Sep 28, 2017

Zuck regrets calling idea fake news changed election “crazy”

Illustration: Greg Ruben / Axios

Mark Zuckerberg responded Wednesday to Trump's tweets that Facebook has always been "anti-Trump" by acknowledging he was wrong for saying the idea that fake news could change the outcome election was "crazy."

Be smart: Belated "regret" by Zuckerberg will do little to disarm Facebook's increasingly emboldened critics. But it sets the table for the inevitable future congressional testimony by Facebook executives.

  • "Trump says Facebook is against him. Liberals say we helped Trump. Both sides are upset about ideas and content they don't like. That's what running a platform for all ideas looks like."
  • "After the election, I made a comment that I thought the idea misinformation on Facebook changed the outcome of the election was a crazy idea. Calling that crazy was dismissive and I regret it. This is too important an issue to be dismissive."
  • "But the data we have has always shown that our broader impact -- from giving people a voice to enabling candidates to communicate directly to helping millions of people vote -- played a far bigger role in this election."

Go deeper

Minneapolis unrest as hundreds protest death of George Floyd

Tear gas is fired as police clash with protesters demonstrating against the death of George Floyd outside the 3rd Precinct Police Precinct in Minneapolis, Minnesota, on Tuesday. Photo: Stephen Maturen/Getty Images

Minneapolis police used tear gas during clashes with protesters demanding justice Tuesday night for George Floyd, an African American who died in police custody, according to multiple news reports.

Driving the news: The FBI is investigating Floyd's death after video emerged of a Minneapolis police officer kneeling on his neck for several minutes, ignoring protests that he couldn't breathe. Hundreds of protesters attended the demonstration at the intersection where Floyd died, per the Guardian.

U.S. coronavirus updates

Data: The Center for Systems Science and Engineering at Johns Hopkins; Map: Andrew Witherspoon/Axios. This graphic includes "probable deaths" that New York City began reporting on April 14.

Virginia Gov. Ralph Northam announced plans Tuesday to make wearing face coverings mandatory statewide for most people over the age of 10 when inside public places like retailers, on public transportation and government buildings.

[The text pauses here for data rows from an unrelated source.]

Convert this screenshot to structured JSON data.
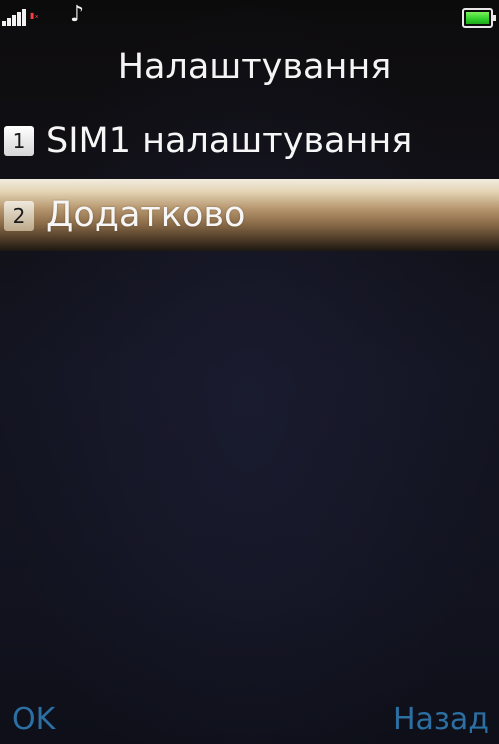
{
  "status_bar": {
    "signal_icon": "signal-bars-icon",
    "sim_icon": "sim-missing-icon",
    "sim_icon_text": "ₓ",
    "profile_icon": "music-note-icon",
    "profile_icon_glyph": "♪",
    "battery_icon": "battery-full-icon",
    "battery_level": 1.0,
    "battery_color": "#2fcf2a"
  },
  "header": {
    "title": "Налаштування"
  },
  "menu": {
    "items": [
      {
        "number": "1",
        "label": "SIM1  налаштування",
        "selected": false
      },
      {
        "number": "2",
        "label": "Додатково",
        "selected": true
      }
    ]
  },
  "softkeys": {
    "left": "OK",
    "right": "Назад",
    "color": "#2c6fa3"
  },
  "colors": {
    "text": "#f4f4f4",
    "highlight_top": "#f2ecdf",
    "highlight_bottom": "#1d1712",
    "background": "#12131f"
  }
}
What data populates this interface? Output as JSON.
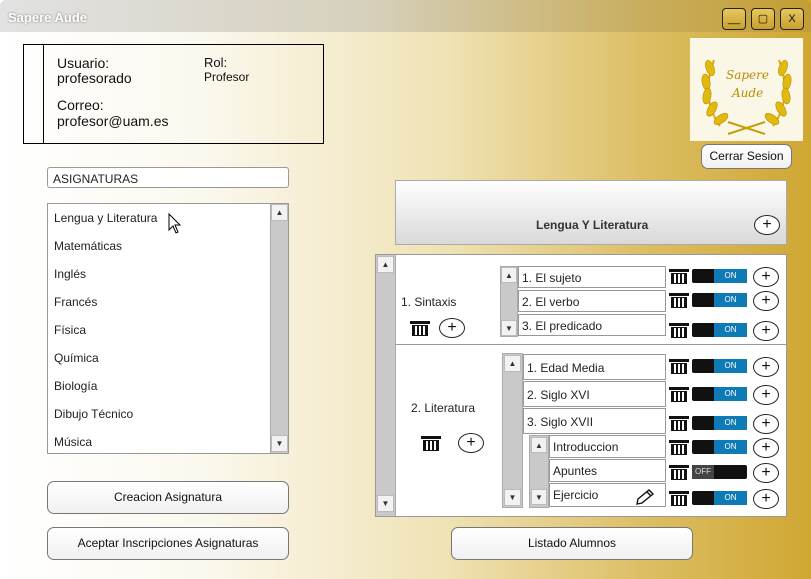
{
  "window": {
    "title": "Sapere Aude",
    "minimize": "__",
    "maximize": "▢",
    "close": "X"
  },
  "user": {
    "user_label": "Usuario:",
    "user_value": "profesorado",
    "role_label": "Rol:",
    "role_value": "Profesor",
    "email_label": "Correo:",
    "email_value": "profesor@uam.es"
  },
  "logo": {
    "line1": "Sapere",
    "line2": "Aude"
  },
  "logout_label": "Cerrar Sesion",
  "subjects": {
    "header": "ASIGNATURAS",
    "items": [
      "Lengua y Literatura",
      "Matemáticas",
      "Inglés",
      "Francés",
      "Física",
      "Química",
      "Biología",
      "Dibujo Técnico",
      "Música"
    ]
  },
  "buttons": {
    "create": "Creacion Asignatura",
    "accept": "Aceptar Inscripciones Asignaturas",
    "students": "Listado Alumnos"
  },
  "course": {
    "title": "Lengua Y Literatura",
    "sections": [
      {
        "name": "1. Sintaxis",
        "topics": [
          "1. El sujeto",
          "2. El verbo",
          "3. El predicado"
        ],
        "visible": [
          "ON",
          "ON",
          "ON"
        ]
      },
      {
        "name": "2. Literatura",
        "topics": [
          "1. Edad Media",
          "2. Siglo XVI",
          "3. Siglo XVII"
        ],
        "visible": [
          "ON",
          "ON",
          "ON"
        ],
        "subtopics": [
          "Introduccion",
          "Apuntes",
          "Ejercicio"
        ],
        "sub_visible": [
          "ON",
          "OFF",
          "ON"
        ]
      }
    ]
  }
}
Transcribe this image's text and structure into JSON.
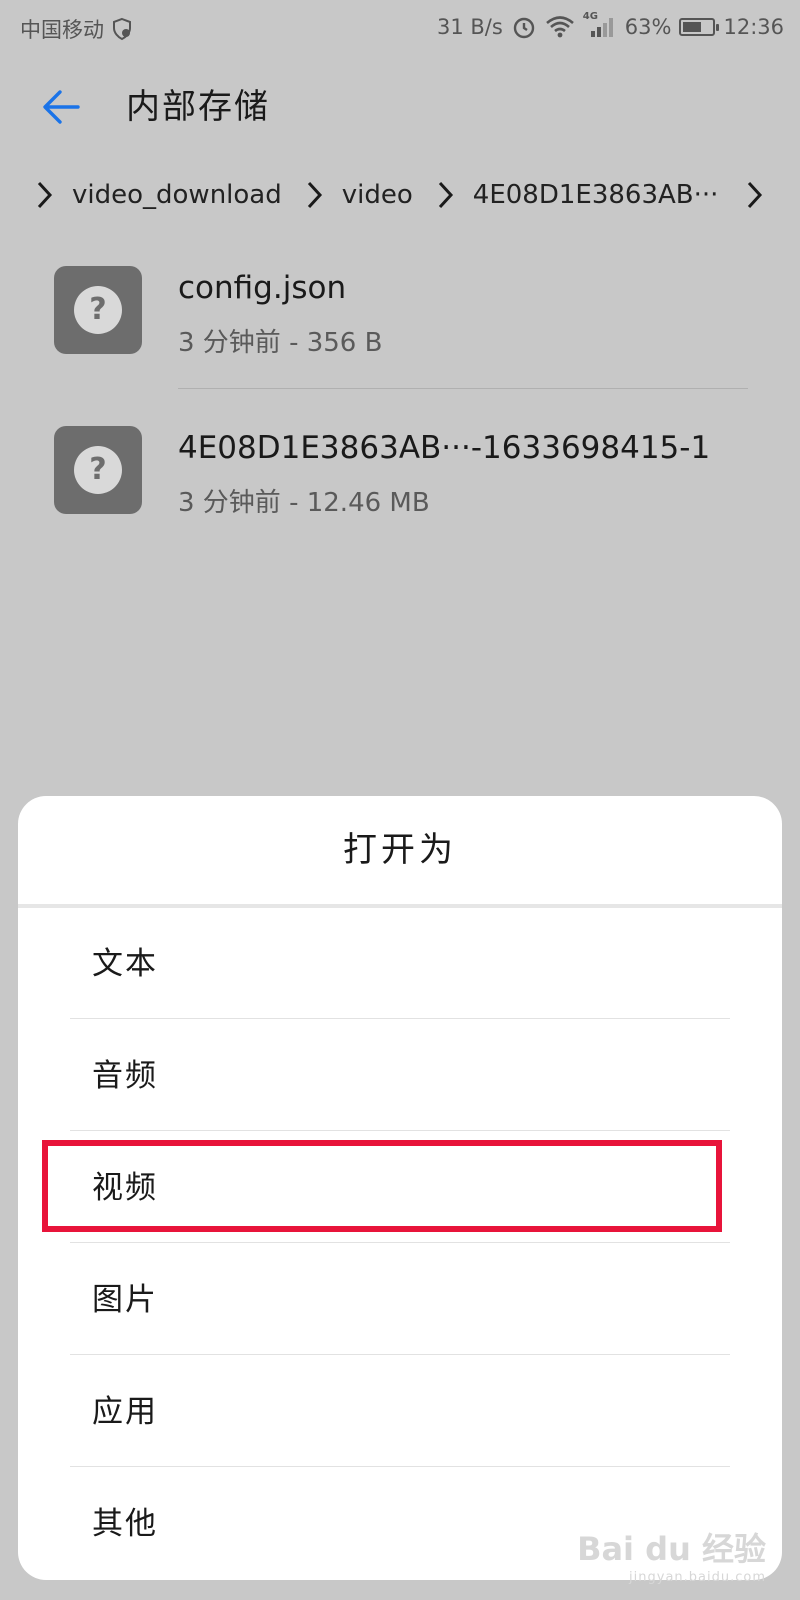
{
  "status_bar": {
    "carrier": "中国移动",
    "net_speed": "31 B/s",
    "network_type": "4G",
    "battery": "63%",
    "battery_level": 0.63,
    "time": "12:36",
    "icons": [
      "shield-icon",
      "alarm-icon",
      "wifi-icon",
      "signal-icon",
      "battery-icon"
    ]
  },
  "app_bar": {
    "back_icon": "back-arrow-icon",
    "title": "内部存储"
  },
  "breadcrumb": {
    "items": [
      "video_download",
      "video",
      "4E08D1E3863AB···"
    ]
  },
  "files": [
    {
      "name": "config.json",
      "meta": "3 分钟前 - 356 B",
      "icon": "unknown-file-icon"
    },
    {
      "name": "4E08D1E3863AB···-1633698415-1",
      "meta": "3 分钟前 - 12.46 MB",
      "icon": "unknown-file-icon"
    }
  ],
  "sheet": {
    "title": "打开为",
    "options": [
      "文本",
      "音频",
      "视频",
      "图片",
      "应用",
      "其他"
    ],
    "highlighted_option": "视频",
    "highlight_color": "#e8143a"
  },
  "watermark": {
    "logo": "Bai du 经验",
    "sub": "jingyan.baidu.com"
  },
  "colors": {
    "accent": "#1a73e8",
    "scrim": "#c8c8c8",
    "sheet_bg": "#ffffff"
  }
}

He announced the measure, effective Friday, as coronavirus case numbers increased to 39,342.

By the numbers: More than 98,900 people have died from COVID-19 and over 1.6 million have tested positive in the U.S. Over 384,900 Americans have recovered and more than 14.9 million tests have been conducted.

World coronavirus updates

Data: The Center for Systems Science and Engineering at Johns Hopkins; Map: Axios Visuals

Japan is preparing a second coronavirus stimulus package worth $1.1 trillion, or about 40% of the country's gross domestic product, Reuters first reported Tuesday night.

Zoom in: The new measure will be funded by government bonds and will include "a raft of loan guarantees and private sector contributions," per Bloomberg.